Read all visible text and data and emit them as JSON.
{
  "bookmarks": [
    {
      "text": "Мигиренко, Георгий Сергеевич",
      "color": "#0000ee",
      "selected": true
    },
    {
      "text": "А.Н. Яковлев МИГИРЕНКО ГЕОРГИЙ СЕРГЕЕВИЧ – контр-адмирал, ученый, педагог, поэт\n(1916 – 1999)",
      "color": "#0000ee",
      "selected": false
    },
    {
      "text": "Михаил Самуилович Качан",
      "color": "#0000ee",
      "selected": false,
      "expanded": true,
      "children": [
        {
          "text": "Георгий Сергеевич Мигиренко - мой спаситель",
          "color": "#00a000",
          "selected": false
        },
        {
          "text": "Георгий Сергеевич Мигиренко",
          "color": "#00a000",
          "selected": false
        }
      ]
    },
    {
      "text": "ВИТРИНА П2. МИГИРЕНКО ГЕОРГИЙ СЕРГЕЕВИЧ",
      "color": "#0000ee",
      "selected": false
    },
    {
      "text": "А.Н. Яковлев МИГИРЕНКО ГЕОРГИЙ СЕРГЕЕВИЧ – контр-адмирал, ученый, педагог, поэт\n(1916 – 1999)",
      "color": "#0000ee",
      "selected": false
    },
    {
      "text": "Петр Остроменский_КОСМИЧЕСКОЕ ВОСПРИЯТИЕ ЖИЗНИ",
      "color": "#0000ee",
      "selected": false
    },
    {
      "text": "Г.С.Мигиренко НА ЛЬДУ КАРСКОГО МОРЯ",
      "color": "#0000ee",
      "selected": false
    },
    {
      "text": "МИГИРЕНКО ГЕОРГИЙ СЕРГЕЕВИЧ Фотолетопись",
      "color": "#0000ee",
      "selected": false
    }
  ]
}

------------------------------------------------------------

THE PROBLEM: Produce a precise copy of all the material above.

REPLY TO THE EXERCISE:
Read all visible text and data and emit them as JSON.
{
  "bookmarks": [
    {
      "text": "Мигиренко, Георгий Сергеевич",
      "color": "#0000ee",
      "selected": true
    },
    {
      "text": "А.Н. Яковлев МИГИРЕНКО ГЕОРГИЙ СЕРГЕЕВИЧ – контр-адмирал, ученый, педагог, поэт\n(1916 – 1999)",
      "color": "#0000ee",
      "selected": false
    },
    {
      "text": "Михаил Самуилович Качан",
      "color": "#0000ee",
      "selected": false,
      "expanded": true,
      "children": [
        {
          "text": "Георгий Сергеевич Мигиренко - мой спаситель",
          "color": "#00a000",
          "selected": false
        },
        {
          "text": "Георгий Сергеевич Мигиренко",
          "color": "#00a000",
          "selected": false
        }
      ]
    },
    {
      "text": "ВИТРИНА П2. МИГИРЕНКО ГЕОРГИЙ СЕРГЕЕВИЧ",
      "color": "#0000ee",
      "selected": false
    },
    {
      "text": "А.Н. Яковлев МИГИРЕНКО ГЕОРГИЙ СЕРГЕЕВИЧ – контр-адмирал, ученый, педагог, поэт\n(1916 – 1999)",
      "color": "#0000ee",
      "selected": false
    },
    {
      "text": "Петр Остроменский_КОСМИЧЕСКОЕ ВОСПРИЯТИЕ ЖИЗНИ",
      "color": "#0000ee",
      "selected": false
    },
    {
      "text": "Г.С.Мигиренко НА ЛЬДУ КАРСКОГО МОРЯ",
      "color": "#0000ee",
      "selected": false
    },
    {
      "text": "МИГИРЕНКО ГЕОРГИЙ СЕРГЕЕВИЧ Фотолетопись",
      "color": "#0000ee",
      "selected": false
    }
  ]
}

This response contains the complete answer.